*YOUR INSTRUCTIONS*: Print what the records say exactly, and omit the pictures.

(Website and app data records)
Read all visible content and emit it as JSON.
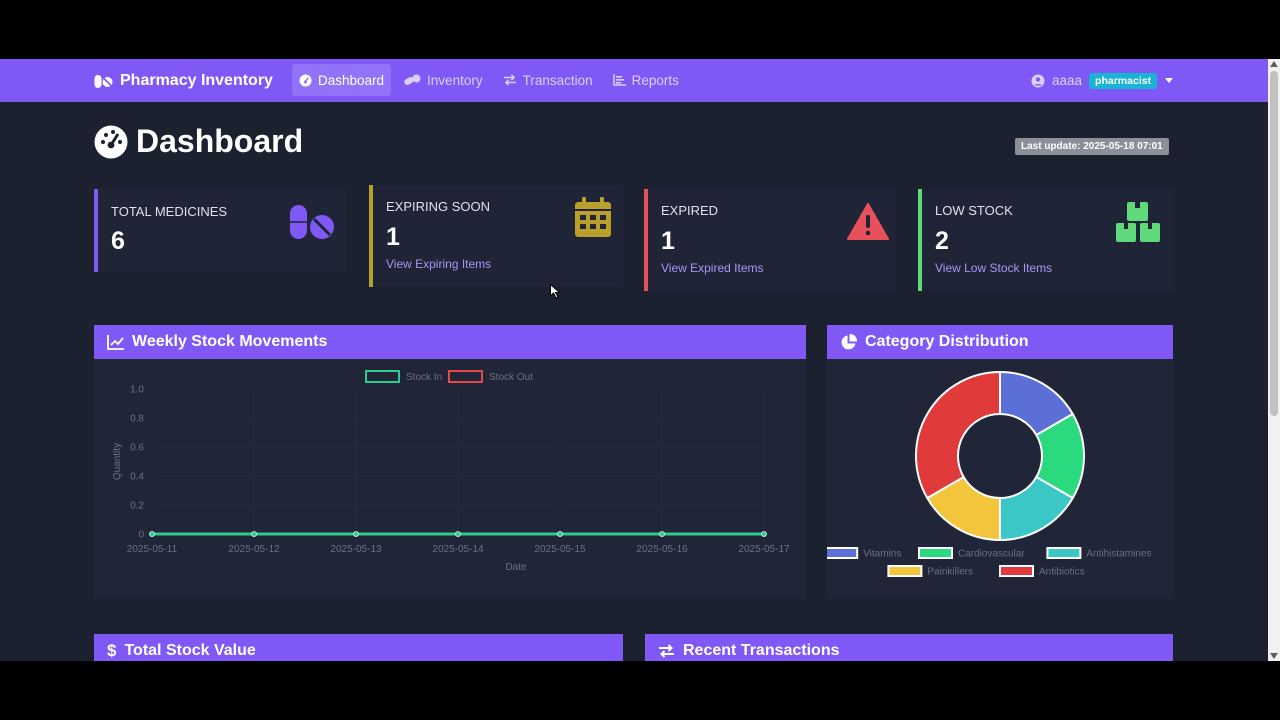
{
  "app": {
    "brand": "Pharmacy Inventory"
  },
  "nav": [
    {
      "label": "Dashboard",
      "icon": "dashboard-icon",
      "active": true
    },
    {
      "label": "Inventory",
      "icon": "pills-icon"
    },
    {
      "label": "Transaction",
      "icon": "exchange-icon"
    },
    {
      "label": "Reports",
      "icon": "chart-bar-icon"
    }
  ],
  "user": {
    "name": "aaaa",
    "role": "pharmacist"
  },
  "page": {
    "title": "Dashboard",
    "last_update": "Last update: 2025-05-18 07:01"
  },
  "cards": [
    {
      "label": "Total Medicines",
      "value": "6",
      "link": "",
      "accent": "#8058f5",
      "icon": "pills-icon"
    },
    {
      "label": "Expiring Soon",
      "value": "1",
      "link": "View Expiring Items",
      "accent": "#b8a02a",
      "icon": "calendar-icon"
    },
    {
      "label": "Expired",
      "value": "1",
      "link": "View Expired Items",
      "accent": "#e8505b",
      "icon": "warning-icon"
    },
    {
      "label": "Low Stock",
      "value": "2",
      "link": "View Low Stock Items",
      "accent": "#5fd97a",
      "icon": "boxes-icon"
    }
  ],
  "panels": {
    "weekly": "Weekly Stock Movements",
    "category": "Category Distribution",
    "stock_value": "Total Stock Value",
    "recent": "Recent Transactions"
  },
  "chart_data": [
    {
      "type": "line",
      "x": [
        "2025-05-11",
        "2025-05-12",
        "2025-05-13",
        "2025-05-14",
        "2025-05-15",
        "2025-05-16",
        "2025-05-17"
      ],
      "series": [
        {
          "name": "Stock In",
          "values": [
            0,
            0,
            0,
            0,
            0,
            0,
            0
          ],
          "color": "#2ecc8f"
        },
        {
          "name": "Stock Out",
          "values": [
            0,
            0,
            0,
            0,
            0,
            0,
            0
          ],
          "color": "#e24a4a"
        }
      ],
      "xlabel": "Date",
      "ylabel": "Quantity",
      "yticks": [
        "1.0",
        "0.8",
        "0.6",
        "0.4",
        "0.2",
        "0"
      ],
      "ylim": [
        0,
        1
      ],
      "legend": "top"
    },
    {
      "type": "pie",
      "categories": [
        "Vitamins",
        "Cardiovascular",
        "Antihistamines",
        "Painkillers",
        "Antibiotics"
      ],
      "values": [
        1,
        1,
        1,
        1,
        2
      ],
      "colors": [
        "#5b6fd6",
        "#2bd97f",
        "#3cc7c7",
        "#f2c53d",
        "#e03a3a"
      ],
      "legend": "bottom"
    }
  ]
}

*ANSWER TO THE EXERCISE*:
Read all visible content and emit it as JSON.
{
  "app": {
    "brand": "Pharmacy Inventory"
  },
  "nav": [
    {
      "label": "Dashboard",
      "icon": "dashboard-icon",
      "active": true
    },
    {
      "label": "Inventory",
      "icon": "pills-icon"
    },
    {
      "label": "Transaction",
      "icon": "exchange-icon"
    },
    {
      "label": "Reports",
      "icon": "chart-bar-icon"
    }
  ],
  "user": {
    "name": "aaaa",
    "role": "pharmacist"
  },
  "page": {
    "title": "Dashboard",
    "last_update": "Last update: 2025-05-18 07:01"
  },
  "cards": [
    {
      "label": "Total Medicines",
      "value": "6",
      "link": "",
      "accent": "#8058f5",
      "icon": "pills-icon"
    },
    {
      "label": "Expiring Soon",
      "value": "1",
      "link": "View Expiring Items",
      "accent": "#b8a02a",
      "icon": "calendar-icon"
    },
    {
      "label": "Expired",
      "value": "1",
      "link": "View Expired Items",
      "accent": "#e8505b",
      "icon": "warning-icon"
    },
    {
      "label": "Low Stock",
      "value": "2",
      "link": "View Low Stock Items",
      "accent": "#5fd97a",
      "icon": "boxes-icon"
    }
  ],
  "panels": {
    "weekly": "Weekly Stock Movements",
    "category": "Category Distribution",
    "stock_value": "Total Stock Value",
    "recent": "Recent Transactions"
  },
  "chart_data": [
    {
      "type": "line",
      "x": [
        "2025-05-11",
        "2025-05-12",
        "2025-05-13",
        "2025-05-14",
        "2025-05-15",
        "2025-05-16",
        "2025-05-17"
      ],
      "series": [
        {
          "name": "Stock In",
          "values": [
            0,
            0,
            0,
            0,
            0,
            0,
            0
          ],
          "color": "#2ecc8f"
        },
        {
          "name": "Stock Out",
          "values": [
            0,
            0,
            0,
            0,
            0,
            0,
            0
          ],
          "color": "#e24a4a"
        }
      ],
      "xlabel": "Date",
      "ylabel": "Quantity",
      "yticks": [
        "1.0",
        "0.8",
        "0.6",
        "0.4",
        "0.2",
        "0"
      ],
      "ylim": [
        0,
        1
      ],
      "legend": "top"
    },
    {
      "type": "pie",
      "categories": [
        "Vitamins",
        "Cardiovascular",
        "Antihistamines",
        "Painkillers",
        "Antibiotics"
      ],
      "values": [
        1,
        1,
        1,
        1,
        2
      ],
      "colors": [
        "#5b6fd6",
        "#2bd97f",
        "#3cc7c7",
        "#f2c53d",
        "#e03a3a"
      ],
      "legend": "bottom"
    }
  ]
}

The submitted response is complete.